Before moving on to launching that first ART, note that it’s likely that a broader implementation plan may already be forming. Although it’s still early in the process, strategies for rolling out additional ARTs and for launching additional value streams may already be starting to take shape. In short, change is beginning to happen, and the signs are everywhere:
- The new vision is being communicated around the company
- Principal stakeholders are aligning
- Something big is in the air, and people are catching on
As described in Create a Lean-Agile Center of Excellence, the LACE, various SPCs, and senior leaders typically guide the transformation using Agile and SAFe as their operating framework. Leveraging SAFe’s ten critical success factors, the LACE holds the first PI Planning event. They invite the larger guiding coalition, stakeholders, Business Owners, and initial ART leaders to help further define the implementation strategy. One natural output would be a PI Roadmap for the implementation, as illustrated in Figure 3.

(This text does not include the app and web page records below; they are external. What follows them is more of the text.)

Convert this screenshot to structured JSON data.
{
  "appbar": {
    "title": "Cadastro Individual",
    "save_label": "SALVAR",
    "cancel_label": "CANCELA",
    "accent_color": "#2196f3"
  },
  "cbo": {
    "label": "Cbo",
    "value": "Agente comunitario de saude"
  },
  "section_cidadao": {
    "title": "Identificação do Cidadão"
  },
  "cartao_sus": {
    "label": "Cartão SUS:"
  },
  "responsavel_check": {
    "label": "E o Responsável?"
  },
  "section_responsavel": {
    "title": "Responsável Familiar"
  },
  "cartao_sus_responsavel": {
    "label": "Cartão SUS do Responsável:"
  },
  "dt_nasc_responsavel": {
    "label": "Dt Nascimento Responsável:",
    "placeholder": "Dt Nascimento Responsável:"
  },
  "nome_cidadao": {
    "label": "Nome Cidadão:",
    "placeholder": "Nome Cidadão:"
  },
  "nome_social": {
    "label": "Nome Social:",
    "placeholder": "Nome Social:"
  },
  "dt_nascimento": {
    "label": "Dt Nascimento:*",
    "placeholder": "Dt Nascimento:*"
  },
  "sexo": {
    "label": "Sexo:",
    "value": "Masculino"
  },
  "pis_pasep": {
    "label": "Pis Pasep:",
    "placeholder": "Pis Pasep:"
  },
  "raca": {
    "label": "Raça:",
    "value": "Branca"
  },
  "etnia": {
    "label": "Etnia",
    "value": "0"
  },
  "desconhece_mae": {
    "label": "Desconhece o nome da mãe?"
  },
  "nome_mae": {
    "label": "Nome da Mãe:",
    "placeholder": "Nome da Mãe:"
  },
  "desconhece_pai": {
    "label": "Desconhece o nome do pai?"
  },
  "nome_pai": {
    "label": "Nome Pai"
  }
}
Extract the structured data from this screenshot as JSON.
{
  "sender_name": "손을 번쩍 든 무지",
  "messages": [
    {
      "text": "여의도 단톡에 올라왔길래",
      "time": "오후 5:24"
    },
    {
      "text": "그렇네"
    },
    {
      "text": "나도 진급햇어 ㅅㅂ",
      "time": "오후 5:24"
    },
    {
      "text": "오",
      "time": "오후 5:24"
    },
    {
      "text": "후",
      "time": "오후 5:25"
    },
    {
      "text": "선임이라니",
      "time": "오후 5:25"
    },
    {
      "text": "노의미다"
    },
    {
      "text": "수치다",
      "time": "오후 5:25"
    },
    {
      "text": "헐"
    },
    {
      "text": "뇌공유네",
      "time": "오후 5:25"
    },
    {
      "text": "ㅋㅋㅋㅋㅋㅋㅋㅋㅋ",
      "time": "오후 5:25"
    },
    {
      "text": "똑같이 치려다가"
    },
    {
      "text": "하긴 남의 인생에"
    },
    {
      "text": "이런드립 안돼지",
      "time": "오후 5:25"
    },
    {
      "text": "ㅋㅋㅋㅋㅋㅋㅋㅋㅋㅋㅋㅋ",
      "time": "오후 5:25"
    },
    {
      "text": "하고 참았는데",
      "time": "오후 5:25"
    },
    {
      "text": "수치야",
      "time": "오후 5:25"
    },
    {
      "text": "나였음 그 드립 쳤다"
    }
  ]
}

However, before committing to the roadmap, it’s probably a good time for stakeholders to reflect on the existing culture and the ‘how’ of the larger implementation strategy. Yes, it’s a committed change initiative, and the change is not optional, but how it is received depends on many factors. Mandated change can often be uninspiring to those on the receiving end of the decision. Through navigating what it means to Lead in the Digital Age, SPCs, alongside senior leaders, will guide the associated communication paths and cultural impacts.

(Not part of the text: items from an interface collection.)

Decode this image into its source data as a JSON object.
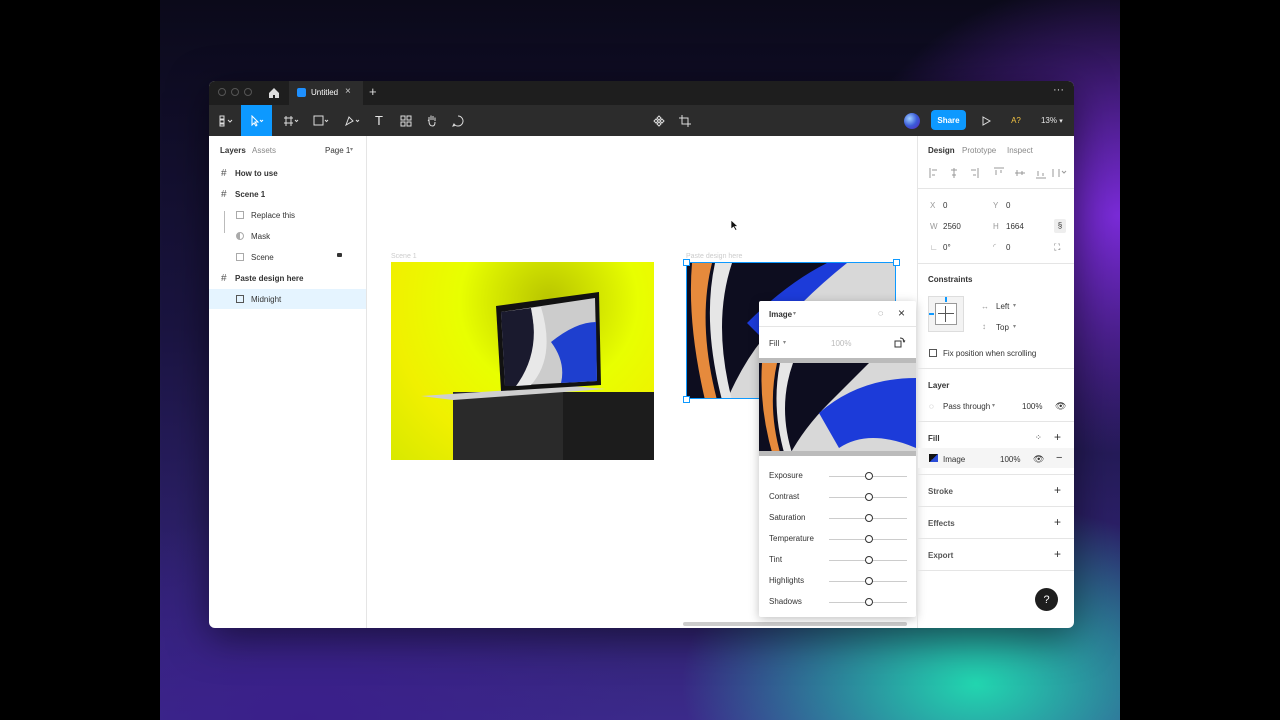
{
  "tab": {
    "title": "Untitled"
  },
  "toolbar": {
    "share_label": "Share",
    "zoom": "13%",
    "user_initials": "A?"
  },
  "left_panel": {
    "tabs": [
      "Layers",
      "Assets"
    ],
    "page": "Page 1",
    "layers": [
      {
        "label": "How to use",
        "bold": true
      },
      {
        "label": "Scene 1",
        "bold": true
      },
      {
        "label": "Replace this",
        "bold": false
      },
      {
        "label": "Mask",
        "bold": false
      },
      {
        "label": "Scene",
        "bold": false
      },
      {
        "label": "Paste design here",
        "bold": true
      },
      {
        "label": "Midnight",
        "bold": false
      }
    ]
  },
  "canvas": {
    "frame1_label": "Scene 1",
    "frame2_label": "Paste design here"
  },
  "right_panel": {
    "tabs": [
      "Design",
      "Prototype",
      "Inspect"
    ],
    "x_label": "X",
    "x": "0",
    "y_label": "Y",
    "y": "0",
    "w_label": "W",
    "w": "2560",
    "h_label": "H",
    "h": "1664",
    "rotation": "0°",
    "radius": "0",
    "constraints_title": "Constraints",
    "constraint_h": "Left",
    "constraint_v": "Top",
    "fix_position": "Fix position when scrolling",
    "layer_title": "Layer",
    "blend": "Pass through",
    "opacity": "100%",
    "fill_title": "Fill",
    "fill_type": "Image",
    "fill_opacity": "100%",
    "stroke_title": "Stroke",
    "effects_title": "Effects",
    "export_title": "Export"
  },
  "popup": {
    "title": "Image",
    "mode": "Fill",
    "opacity": "100%",
    "adjustments": [
      "Exposure",
      "Contrast",
      "Saturation",
      "Temperature",
      "Tint",
      "Highlights",
      "Shadows"
    ]
  },
  "colors": {
    "accent": "#0d99ff",
    "selection": "#e5f4ff"
  }
}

Don’t be too concerned about perfecting the implementation strategy at the start. Any preliminary plan is just a hypothesis and will be incrementally improved as the implementation evolves. The larger planning cycle will be revisited later in Launch More ARTs and Value Streams.
In any case, with one or more initial ARTs defined and an initial implementation plan in place, it is time to move on to the practical matter of implementing the first ART. That is the subject of the next article in this series, Prepare for ART Launch.Next
 The Principles of Product Development Flow: Second Generation Lean Product Development
SPCs have access to a workshop toolkit explicitly designed to help identify value streams, initially define ARTs, and create the implementation plan. Download the toolkit.
Last update: 13 March 2023